The multi-faceted dedication of Patricia Arquette
By Sydney Radclyffe for Box News
An acclaimed actress, philanthropist, newly-minted writer and longtime friend of Box Media, Patricia Arquette wears many hats. We sat down to talk with Patricia about her career and creative pursuits. Patricia is a passionate activist in the field of sanitation systems in developing communities and a committed promoter of equality in the workforce.
Learn more about how she juggles it all while staying sane.
Passion and perseverance with international influence
With multiple awards on her shelves, including this year’s Emmy for Outstanding Supporting Actress, Patricia Arquette’s name is undoubtedly one of Hollywood fame.

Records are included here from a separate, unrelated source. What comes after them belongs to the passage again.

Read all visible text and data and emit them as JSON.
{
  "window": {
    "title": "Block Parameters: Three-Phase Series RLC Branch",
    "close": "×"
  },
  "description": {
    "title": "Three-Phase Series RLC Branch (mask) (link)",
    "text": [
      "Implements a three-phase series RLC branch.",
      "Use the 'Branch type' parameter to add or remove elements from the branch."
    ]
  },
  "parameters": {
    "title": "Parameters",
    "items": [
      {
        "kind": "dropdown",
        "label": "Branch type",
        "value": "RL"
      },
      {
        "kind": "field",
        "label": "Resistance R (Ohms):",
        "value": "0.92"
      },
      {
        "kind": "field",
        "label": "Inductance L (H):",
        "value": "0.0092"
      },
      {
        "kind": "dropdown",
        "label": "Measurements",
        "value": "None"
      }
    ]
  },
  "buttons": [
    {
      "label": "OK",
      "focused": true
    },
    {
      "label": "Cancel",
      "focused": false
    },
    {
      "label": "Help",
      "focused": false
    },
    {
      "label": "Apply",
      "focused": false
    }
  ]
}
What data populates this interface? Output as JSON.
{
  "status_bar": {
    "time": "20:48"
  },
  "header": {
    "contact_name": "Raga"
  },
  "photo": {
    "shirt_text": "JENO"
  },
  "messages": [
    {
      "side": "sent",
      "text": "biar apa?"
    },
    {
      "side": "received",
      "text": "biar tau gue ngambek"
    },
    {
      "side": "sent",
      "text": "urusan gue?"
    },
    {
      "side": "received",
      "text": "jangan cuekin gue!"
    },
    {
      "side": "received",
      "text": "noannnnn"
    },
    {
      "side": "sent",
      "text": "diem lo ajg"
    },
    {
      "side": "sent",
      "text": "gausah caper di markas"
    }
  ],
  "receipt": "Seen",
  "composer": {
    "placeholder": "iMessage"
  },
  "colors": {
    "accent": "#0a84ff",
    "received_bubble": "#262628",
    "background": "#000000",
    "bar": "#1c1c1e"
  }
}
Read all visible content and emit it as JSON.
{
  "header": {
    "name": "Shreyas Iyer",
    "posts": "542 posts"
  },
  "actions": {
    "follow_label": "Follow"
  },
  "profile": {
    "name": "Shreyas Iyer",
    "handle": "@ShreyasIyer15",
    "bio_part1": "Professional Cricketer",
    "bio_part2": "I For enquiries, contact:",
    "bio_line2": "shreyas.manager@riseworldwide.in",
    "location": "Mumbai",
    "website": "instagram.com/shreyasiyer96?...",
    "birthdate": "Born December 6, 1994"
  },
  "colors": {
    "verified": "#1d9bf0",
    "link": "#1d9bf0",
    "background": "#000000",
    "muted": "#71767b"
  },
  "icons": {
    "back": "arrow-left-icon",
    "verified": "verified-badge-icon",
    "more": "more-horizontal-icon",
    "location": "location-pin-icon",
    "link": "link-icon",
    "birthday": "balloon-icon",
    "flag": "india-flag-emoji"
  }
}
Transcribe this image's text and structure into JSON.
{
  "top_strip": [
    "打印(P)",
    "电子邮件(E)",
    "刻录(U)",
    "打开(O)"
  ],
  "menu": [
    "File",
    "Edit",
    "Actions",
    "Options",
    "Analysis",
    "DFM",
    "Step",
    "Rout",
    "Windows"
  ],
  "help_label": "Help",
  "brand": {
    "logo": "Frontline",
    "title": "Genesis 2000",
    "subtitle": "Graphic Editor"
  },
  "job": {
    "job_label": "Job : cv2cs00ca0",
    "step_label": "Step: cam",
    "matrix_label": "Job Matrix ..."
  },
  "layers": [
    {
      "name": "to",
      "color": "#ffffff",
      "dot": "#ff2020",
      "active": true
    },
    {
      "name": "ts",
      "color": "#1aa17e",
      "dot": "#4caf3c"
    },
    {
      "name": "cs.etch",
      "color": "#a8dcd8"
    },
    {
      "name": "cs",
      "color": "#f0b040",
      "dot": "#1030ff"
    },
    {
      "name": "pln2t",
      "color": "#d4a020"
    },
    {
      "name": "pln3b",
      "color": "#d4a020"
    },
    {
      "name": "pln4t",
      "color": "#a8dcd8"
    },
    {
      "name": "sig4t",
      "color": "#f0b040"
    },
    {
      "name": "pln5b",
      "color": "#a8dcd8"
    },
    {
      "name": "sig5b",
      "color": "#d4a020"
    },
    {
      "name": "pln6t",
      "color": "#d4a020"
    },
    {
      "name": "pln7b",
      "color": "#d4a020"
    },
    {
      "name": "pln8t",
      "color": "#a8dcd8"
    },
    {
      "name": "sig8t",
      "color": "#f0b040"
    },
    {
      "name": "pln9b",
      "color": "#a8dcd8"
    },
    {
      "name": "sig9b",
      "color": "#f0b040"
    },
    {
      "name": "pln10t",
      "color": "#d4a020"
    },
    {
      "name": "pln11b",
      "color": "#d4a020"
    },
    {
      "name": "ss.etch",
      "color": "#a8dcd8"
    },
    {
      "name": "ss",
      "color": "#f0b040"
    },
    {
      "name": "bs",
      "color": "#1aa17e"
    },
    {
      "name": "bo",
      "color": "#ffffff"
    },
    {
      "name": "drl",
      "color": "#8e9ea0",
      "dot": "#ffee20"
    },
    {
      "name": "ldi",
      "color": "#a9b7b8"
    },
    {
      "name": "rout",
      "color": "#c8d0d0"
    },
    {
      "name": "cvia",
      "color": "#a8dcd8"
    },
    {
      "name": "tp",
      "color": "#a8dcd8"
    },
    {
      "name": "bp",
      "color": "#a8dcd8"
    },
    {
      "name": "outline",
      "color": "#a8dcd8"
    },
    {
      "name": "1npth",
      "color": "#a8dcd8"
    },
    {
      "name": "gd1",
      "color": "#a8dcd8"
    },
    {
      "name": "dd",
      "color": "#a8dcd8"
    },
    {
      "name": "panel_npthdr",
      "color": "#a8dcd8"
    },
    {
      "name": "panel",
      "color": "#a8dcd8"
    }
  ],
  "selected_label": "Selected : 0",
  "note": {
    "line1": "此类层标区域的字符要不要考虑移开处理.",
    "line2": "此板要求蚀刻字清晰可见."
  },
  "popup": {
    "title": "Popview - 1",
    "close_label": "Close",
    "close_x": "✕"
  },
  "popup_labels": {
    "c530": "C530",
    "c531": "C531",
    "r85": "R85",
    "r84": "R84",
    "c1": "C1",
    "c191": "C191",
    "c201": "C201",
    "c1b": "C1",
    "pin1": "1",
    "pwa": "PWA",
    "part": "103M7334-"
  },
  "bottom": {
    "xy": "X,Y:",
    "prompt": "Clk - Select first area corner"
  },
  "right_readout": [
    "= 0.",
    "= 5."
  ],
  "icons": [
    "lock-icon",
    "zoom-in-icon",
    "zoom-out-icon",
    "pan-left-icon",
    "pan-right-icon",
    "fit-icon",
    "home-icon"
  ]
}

Arguably, she’s achieved as much off-screen as on it.
Patricia formed the non-profit organisation GiveLove.org after the devastating Haiti earthquake of 2010. It supports the implementation of ethical, eco-friendly sanitation and composting, as well as broader community planning and construction projects.
After the initial project in Haiti came initiatives in Kenya, Uganda, Colombia, and Nicaragua.
Activism and change on home soil, too
Patricia’s US-focused activism re-emerged in 2015 when she used her visibility to advocate for equal wages and fair treatment of women in the film industry during her Academy Awards acceptance speech.
Her speech helped to galvanise the entire community and presaged the ongoing conversation around justice for women in Hollywood, a conversation that continues to hold the whole world’s attention.
Perhaps Patricia’s life can best be characterised by this contrast between the glamour of the red carpet and the hands-on work of charitable activism. Patricia is unfazed by this apparent dichotomy and has little sympathy for the more squeamish attitudes that some have about the causes she champions.
For Patricia, the key to raising awareness and real understanding of the problems faced by struggling, marginal or ‘far-flung’ communities is inter-community collaboration, an example being international school-to-school fundraising programmes.
Sharing the past to understand the future
Patricia is as much an educator as an entertainer. This year, she’s completing a long-awaited memoir taking us through her life and career, as well as the tragic death of her activist sister Alexis Arquette due to HIV. Painstakingly examining the effect of this on Patricia and her work, the volume promises to be equally poignant and illuminating.
Despite this latest literary turn, Patricia openly talks about having dyslexia and that for her, “writing is the most terrifying art form”. At the same time, the activity takes her back to childhood, when writing was a solitary act of self-soothing which her mother nurtured and encouraged.
Care for others, but make sure you care for yourself too
Although Patricia recognises the importance of self-care, she often has to remind herself to slow down and take care of her own needs. After experiencing some physical signs of ill health, doctors once told her to rest and forbid her from working, reading, or even watching serious films in the evening. Such symptoms, according to Arquette, are “really just an accumulation of many years of bad behaviour.”
Patricia brings a tireless work ethic and refuses to abdicate responsibility for her actions. If this is ‘bad behaviour’, then perhaps the world could use a little more of it.